District wide grading and reporting practices for North Platte Schools were identified as a district improvement initiative in the spring of 2016 for four reasons: 1) the need to better align grading and reporting practices with district curriculum, instructional, and assessment beliefs and practices; 2) the need for consistent grading practices within and among grade levels and courses; 3) the need for establishing district grading and reporting guidelines; and 4) that grades will convey how well students have achieved the standards, a reflection of learning.

The essential questions posed for district staff will be:

  • What purposes do you believe report cards and grades should serve?
  • What is our assurance level that the grades assigned to K-12 students are consistent, accurate, meaningful, and supportive of learning?”

The purpose of North Platte School District’s grading and reporting is to ensure achievement grades are consistent, accurate, meaningful, and supportive/timely for all students.
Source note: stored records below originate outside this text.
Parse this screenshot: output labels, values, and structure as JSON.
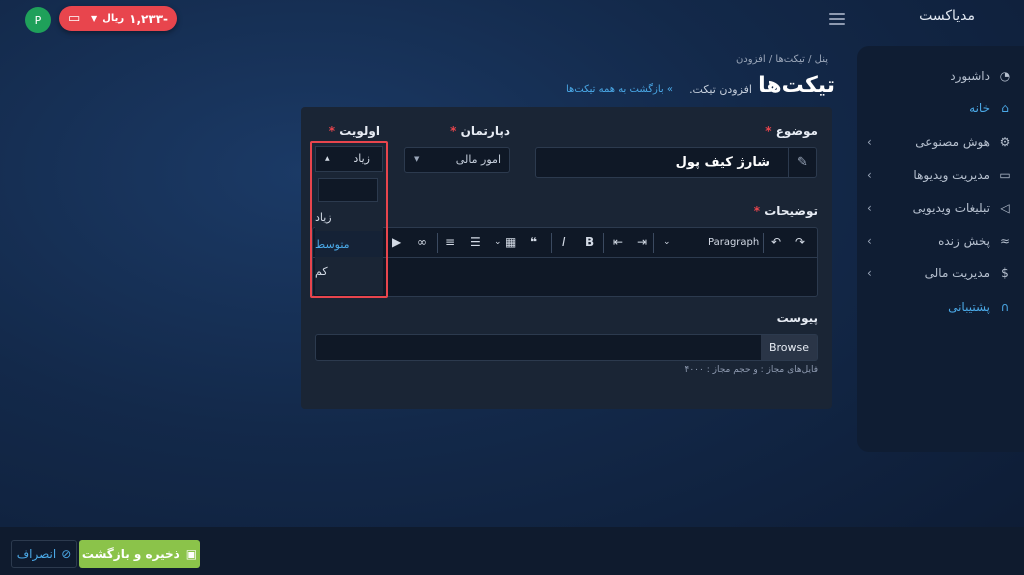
{
  "topbar": {
    "avatar_letter": "P",
    "wallet_amount": "-۱,۲۳۳",
    "wallet_currency": "ریال",
    "brand": "مدیاکست"
  },
  "sidebar": {
    "items": [
      {
        "label": "داشبورد",
        "icon": "speedometer-icon"
      },
      {
        "label": "خانه",
        "icon": "home-icon",
        "active": true
      },
      {
        "label": "هوش مصنوعی",
        "icon": "robot-icon",
        "has_chevron": true
      },
      {
        "label": "مدیریت ویدیوها",
        "icon": "video-camera-icon",
        "has_chevron": true
      },
      {
        "label": "تبلیغات ویدیویی",
        "icon": "megaphone-icon",
        "has_chevron": true
      },
      {
        "label": "پخش زنده",
        "icon": "wifi-icon",
        "has_chevron": true
      },
      {
        "label": "مدیریت مالی",
        "icon": "dollar-icon",
        "has_chevron": true
      },
      {
        "label": "پشتیبانی",
        "icon": "headset-icon",
        "active": true
      }
    ]
  },
  "breadcrumb": {
    "items": [
      "پنل",
      "تیکت‌ها",
      "افزودن"
    ],
    "sep": "/"
  },
  "page": {
    "title": "تیکت‌ها",
    "subtitle": "افزودن تیکت.",
    "back_link": "بازگشت به همه تیکت‌ها"
  },
  "form": {
    "subject_label": "موضوع",
    "subject_value": "شارژ کیف پول",
    "department_label": "دپارتمان",
    "department_value": "امور مالی",
    "priority_label": "اولویت",
    "priority_value": "زیاد",
    "priority_options": [
      "زیاد",
      "متوسط",
      "کم"
    ],
    "description_label": "توضیحات",
    "attachment_label": "پیوست",
    "browse_label": "Browse",
    "file_hint": "فایل‌های مجاز : و حجم مجاز : ۴۰۰۰",
    "required_mark": "*",
    "editor_paragraph": "Paragraph"
  },
  "footer": {
    "save_label": "ذخیره و بازگشت",
    "cancel_label": "انصراف"
  },
  "colors": {
    "accent": "#4aa8e6",
    "danger": "#e8454d",
    "success": "#8bc34a"
  }
}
Based on a review of educational research and best practices, the district's Teaching & Learning team will develop a K-12 procedure and practice manual of grading practices during the 2016-17 school year, which will be organized within identified guided practices to be implemented and audited during 2017-18 school year. These practices will be fully implemented by the 2018-19 school year and revisited yearly, with the overall goal of supporting the learning process and encouraging student success.